So here we are. Adelaide is now 19 months. We’re still breastfeeding, although it’s really only twice, maybe three times a day. I nurse her in the morning and when I first get home from work. I would be fine with just in the morning and right before bed, but Adelaide seems to prefer right when I get home from work over right before bed. She does nurse before bed too, but not very much – just a little comfort nursing (the fact that my supply is dwindling and she just nursed an hour and a half earlier are probably contributing factors to why the before bed nursing session is no longer a significant one.)

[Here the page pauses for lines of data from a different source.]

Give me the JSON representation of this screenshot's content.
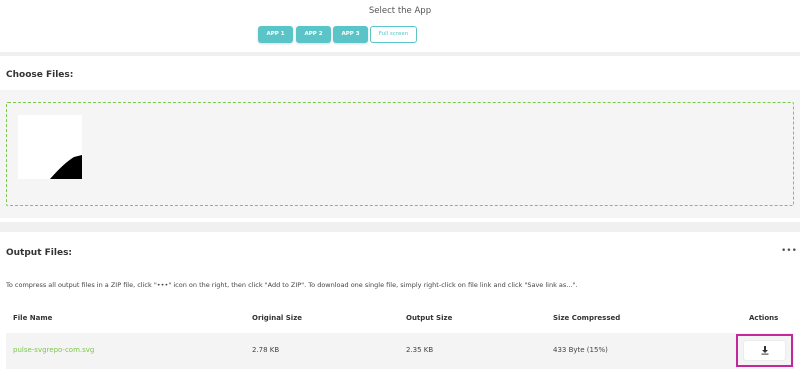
{
  "app_select": {
    "label": "Select the App",
    "buttons": [
      "APP 1",
      "APP 2",
      "APP 3"
    ],
    "fullscreen_label": "Full screen"
  },
  "choose": {
    "title": "Choose Files:"
  },
  "output": {
    "title": "Output Files:",
    "more_icon": "•••",
    "info": "To compress all output files in a ZIP file, click \"•••\" icon on the right, then click \"Add to ZIP\". To download one single file, simply right-click on file link and click \"Save link as...\"."
  },
  "table": {
    "headers": {
      "file_name": "File Name",
      "original_size": "Original Size",
      "output_size": "Output Size",
      "size_compressed": "Size Compressed",
      "actions": "Actions"
    },
    "rows": [
      {
        "file_name": "pulse-svgrepo-com.svg",
        "original_size": "2.78 KB",
        "output_size": "2.35 KB",
        "size_compressed": "433 Byte (15%)"
      }
    ]
  },
  "colors": {
    "accent": "#5bc4c9",
    "link": "#7cc94a",
    "highlight": "#c2279c"
  },
  "icons": {
    "download": "download-icon",
    "more": "more-dots-icon"
  }
}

I thought it was important to nurse Adelaide through the winter. From things I had heard and read, this would be the best way to get through the cold and flu season. Often when kids are sick they get easily dehydrated and nursing is one of the only ways they will accept fluids. I was reminded of the benefits of nursing beyond one year that I wrote about here. Plus, the World Health Organization recommends nursing until age two at the minimum. I just didn’t see any reason to stop if she and I were both happy with the way things were going.
January 15 was my last day of pumping at work. It wasn’t really a conscious decision to stop that day. If it had been, I think I would have posted here – a celebratory blog post patting myself on the back while shouting “Hallelujah!” – instead, it was just that January 16 was a really busy day at work, and I didn’t make time to pump. Then, on the 17th, I just decided not to do it anymore. Adelaide turned 18 months on January 28, so I was planning to stop pumping at work around that time anyway. What a relief! Pumping is just such an annoying hassle. I can hardly believe I did it for as long as I did, but I made it 15 months – first pumping three times a day when I first returned to work, then two times a day since Adelaide was around 6 months (I think) and then once a day since around a year. Not having to worry about cleaning my pumping supplies and packing them every morning has been so nice. Freedom!
This is a shot of my breast milk freezer stash this time last year – four bags full of 2.5oz bottles. When Adelaide was around 12 months, we introduced cow’s milk, and I went down to only pumping once a day at work. The stash became just one bag and we sent a combination of both whole milk and breast milk to daycare. We finished the last of our stash two weeks ago, and I’m sure Tim is grateful for the extra room in the freezer!
It’s been eight weeks since I’ve eliminated pumping at work and things are still going well. I’m sure my supply has decreased and that’s okay. If there’s not much milk to be had, Adelaide will slowly wean herself. And, I feel much more comfortable letting her slowly wean on her own than having to say no and deny her the comfort she has known since only minutes after she was born. Slowly weaning as she moves toward her second birthday feels right to me. And if she’s not quite done by two, I’m actually okay with that.